University of Minnesota
January 11, 2011
Hearts and other muscles have a special way of producing pain signals when they're deprived of oxygen.
How oxygen-starved muscles signal their distress
By Deane Morrison
It happens to heart attack sufferers and highly fit marathoners alike. When a muscle isn't getting enough oxygen, it hurts.
Yet while the pain is caused by lactic acid leaking from oxygen-stressed muscle, the amounts of acid are too low for pain nerves in muscle to detect.
That paradox led University of Minnesota neuroscientist Robert Elde and his colleagues at the U of M and Oregon Health and Sciences University to investigate how oxygen-starved muscles get their SOS through to the nervous system.
"We're on a quest to understand many, if not all, types of pain," explains Elde, who is also dean of the College of Biological Sciences. "It's part of a strategy for developing new ways to eliminate pain."
Getting to the root of pain due to insufficient oxygen—called ischemic pain—has obvious implications for heart attack patients and people who must deal with overworked muscles. But it may also lead to helping people detect pain better.
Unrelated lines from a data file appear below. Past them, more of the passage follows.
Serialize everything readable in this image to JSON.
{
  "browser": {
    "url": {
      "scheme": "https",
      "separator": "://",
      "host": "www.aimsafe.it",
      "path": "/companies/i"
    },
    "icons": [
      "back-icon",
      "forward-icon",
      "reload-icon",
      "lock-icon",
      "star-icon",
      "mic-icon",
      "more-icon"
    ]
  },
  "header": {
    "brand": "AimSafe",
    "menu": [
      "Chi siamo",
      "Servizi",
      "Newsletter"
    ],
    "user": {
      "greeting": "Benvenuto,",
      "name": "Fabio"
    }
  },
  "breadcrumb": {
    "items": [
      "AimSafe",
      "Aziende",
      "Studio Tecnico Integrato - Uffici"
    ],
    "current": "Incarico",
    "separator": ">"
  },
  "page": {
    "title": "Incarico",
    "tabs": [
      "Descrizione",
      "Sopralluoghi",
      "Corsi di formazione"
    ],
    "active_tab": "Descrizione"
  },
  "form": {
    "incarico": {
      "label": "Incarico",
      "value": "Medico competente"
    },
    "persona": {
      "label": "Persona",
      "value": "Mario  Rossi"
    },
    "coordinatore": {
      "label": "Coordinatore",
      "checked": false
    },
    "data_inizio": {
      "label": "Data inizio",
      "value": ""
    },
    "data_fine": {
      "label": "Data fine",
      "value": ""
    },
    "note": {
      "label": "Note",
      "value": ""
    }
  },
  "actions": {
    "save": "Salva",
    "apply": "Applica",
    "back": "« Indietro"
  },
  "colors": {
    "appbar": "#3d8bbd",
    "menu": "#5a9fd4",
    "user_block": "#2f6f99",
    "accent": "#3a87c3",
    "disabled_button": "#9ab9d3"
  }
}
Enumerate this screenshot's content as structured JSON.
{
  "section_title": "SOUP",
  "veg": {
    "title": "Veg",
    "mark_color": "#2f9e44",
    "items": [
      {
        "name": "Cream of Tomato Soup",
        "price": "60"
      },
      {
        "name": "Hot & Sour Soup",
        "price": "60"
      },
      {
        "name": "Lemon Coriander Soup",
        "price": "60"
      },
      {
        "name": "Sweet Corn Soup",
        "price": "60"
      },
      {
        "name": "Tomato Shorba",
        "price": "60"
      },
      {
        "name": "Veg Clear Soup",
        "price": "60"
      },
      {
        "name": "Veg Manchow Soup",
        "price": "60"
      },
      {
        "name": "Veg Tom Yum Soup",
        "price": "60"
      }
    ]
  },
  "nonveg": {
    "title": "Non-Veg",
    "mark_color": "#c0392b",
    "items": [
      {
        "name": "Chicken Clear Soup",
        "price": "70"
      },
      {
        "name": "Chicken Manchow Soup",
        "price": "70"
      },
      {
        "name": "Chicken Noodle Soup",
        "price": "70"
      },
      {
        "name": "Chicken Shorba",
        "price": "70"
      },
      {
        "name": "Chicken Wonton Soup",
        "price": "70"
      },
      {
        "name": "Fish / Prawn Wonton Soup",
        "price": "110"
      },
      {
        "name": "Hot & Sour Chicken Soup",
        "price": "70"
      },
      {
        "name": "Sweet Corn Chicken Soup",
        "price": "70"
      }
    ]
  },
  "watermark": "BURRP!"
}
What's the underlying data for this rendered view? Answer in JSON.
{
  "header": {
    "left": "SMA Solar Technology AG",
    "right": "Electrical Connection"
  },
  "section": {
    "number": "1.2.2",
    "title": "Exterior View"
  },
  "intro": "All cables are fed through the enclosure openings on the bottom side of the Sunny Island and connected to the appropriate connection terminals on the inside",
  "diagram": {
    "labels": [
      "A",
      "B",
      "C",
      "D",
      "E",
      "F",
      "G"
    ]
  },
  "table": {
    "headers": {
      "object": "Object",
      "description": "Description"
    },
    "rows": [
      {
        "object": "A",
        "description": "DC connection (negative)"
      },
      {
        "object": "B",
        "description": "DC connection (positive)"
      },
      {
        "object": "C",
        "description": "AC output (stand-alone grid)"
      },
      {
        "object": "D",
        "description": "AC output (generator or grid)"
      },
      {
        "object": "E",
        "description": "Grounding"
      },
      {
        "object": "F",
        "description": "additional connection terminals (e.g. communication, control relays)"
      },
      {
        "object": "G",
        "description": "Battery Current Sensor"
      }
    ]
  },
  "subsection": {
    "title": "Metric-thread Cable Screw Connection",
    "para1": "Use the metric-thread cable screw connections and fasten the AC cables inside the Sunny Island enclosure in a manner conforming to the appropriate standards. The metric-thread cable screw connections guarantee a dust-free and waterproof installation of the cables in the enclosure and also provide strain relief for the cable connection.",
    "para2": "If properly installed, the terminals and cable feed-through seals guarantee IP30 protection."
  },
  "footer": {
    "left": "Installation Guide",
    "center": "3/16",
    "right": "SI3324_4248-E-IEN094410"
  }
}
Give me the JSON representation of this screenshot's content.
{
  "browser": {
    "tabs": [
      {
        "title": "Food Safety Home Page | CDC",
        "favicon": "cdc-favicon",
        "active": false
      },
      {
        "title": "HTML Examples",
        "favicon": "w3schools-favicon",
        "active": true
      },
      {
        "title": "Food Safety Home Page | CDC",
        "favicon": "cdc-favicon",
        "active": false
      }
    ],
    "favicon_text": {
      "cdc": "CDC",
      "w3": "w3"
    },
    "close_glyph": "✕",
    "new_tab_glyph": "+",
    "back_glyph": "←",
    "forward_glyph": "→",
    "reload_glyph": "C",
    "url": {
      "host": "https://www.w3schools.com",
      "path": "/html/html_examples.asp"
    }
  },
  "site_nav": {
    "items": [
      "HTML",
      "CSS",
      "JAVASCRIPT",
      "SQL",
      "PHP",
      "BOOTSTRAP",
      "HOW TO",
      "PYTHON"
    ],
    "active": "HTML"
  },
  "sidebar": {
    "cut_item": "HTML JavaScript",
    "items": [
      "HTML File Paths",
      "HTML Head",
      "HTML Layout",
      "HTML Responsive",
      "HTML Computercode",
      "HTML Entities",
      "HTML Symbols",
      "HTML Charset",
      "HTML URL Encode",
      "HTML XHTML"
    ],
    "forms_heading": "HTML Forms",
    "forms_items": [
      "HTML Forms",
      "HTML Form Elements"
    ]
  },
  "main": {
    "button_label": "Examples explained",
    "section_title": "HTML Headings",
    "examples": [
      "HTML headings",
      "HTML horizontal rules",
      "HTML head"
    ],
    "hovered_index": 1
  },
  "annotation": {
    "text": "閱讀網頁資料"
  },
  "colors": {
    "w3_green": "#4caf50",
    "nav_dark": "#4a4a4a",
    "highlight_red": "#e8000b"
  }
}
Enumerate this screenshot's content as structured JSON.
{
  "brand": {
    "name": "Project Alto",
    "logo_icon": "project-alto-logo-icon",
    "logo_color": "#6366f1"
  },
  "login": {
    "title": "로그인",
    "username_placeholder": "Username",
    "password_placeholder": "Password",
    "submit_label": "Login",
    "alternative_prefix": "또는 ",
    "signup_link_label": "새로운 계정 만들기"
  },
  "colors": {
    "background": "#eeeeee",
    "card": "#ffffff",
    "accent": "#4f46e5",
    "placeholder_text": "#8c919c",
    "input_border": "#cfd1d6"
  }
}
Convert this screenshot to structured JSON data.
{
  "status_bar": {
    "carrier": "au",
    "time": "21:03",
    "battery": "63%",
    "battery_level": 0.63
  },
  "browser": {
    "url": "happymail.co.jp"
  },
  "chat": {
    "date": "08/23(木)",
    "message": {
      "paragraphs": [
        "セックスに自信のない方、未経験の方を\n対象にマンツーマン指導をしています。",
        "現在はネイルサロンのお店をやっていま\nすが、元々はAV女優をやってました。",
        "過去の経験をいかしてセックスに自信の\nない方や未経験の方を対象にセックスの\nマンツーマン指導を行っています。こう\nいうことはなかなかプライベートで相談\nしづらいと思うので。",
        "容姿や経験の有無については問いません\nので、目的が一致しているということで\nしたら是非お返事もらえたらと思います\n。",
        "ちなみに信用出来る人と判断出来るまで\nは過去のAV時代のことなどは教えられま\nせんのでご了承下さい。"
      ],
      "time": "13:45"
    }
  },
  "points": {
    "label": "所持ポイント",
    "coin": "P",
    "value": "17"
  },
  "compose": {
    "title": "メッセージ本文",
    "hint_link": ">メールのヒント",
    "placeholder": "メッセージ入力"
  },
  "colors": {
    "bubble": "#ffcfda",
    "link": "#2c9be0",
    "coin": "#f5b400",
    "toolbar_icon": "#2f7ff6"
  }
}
Foremost on the list would be diabetics who, due to neural damage, can't feel pain from ischemic muscles until it's too late.
A special kind of pain
In classic experiments, researchers elsewhere applied tourniquets to volunteers' arms, drastically cutting the flow of oxygen to the muscles. But the volunteers felt no pain until they exercised their arms.
Clearly, say Elde and his colleagues, the neurons that sense oxygen deprivation weren't responding to low oxygen levels directly. Instead, they must have been responding to chemicals released into (or depleted from) the fluid that bathed the working, oxygen-starved muscle cells. But if not lactic acid, what?
In a series of experiments, the Minnesota and Oregon researchers found that it is lactic acid, but it has a helper—a small molecule called ATP, which is also released by ischemic muscle. Together, the two chemicals get the attention of pain nerves.
How it works:
• When a muscle cell is starved for oxygen, it leaks lactic acid into the surrounding fluid, causing a pH drop.
• ATP also leaks out. It diffuses through the fluid and attaches to a protein on the outer membranes of the pain neurons. As a result, the protein changes shape; this evokes a response in a neighboring protein.
• The neighboring protein is an acid detector, and its response is to increase its sensitivity. Now the neuron can sense the pH drop and pass the signal up to the brain.
This multistep mechanism likely allows the body to distinguish oxygen starvation from other conditions that cause bodily fluids to become acidic, the researchers say.
Old neurons, new tricks?
Putting the finding to use for patients with diabetes, for example, would take a long time, but Elde is already thinking along those lines.
"In diabetic neuropathy, one of the first things to go is pain detection," he notes. "What if you could tease a neuron to restore health in [those patients]?" One way, he muses, might be to teach old neurons a new trick.
"For example, what if we could install these mechanisms in other types of neurons? Say, ones that sense vibration—those are resilient to neuropathy—and make them surrogate [pain detectors]?" he says. "We could entice surviving neurons to add pain reception to their repertoire."
The work is published in the journal Neuron.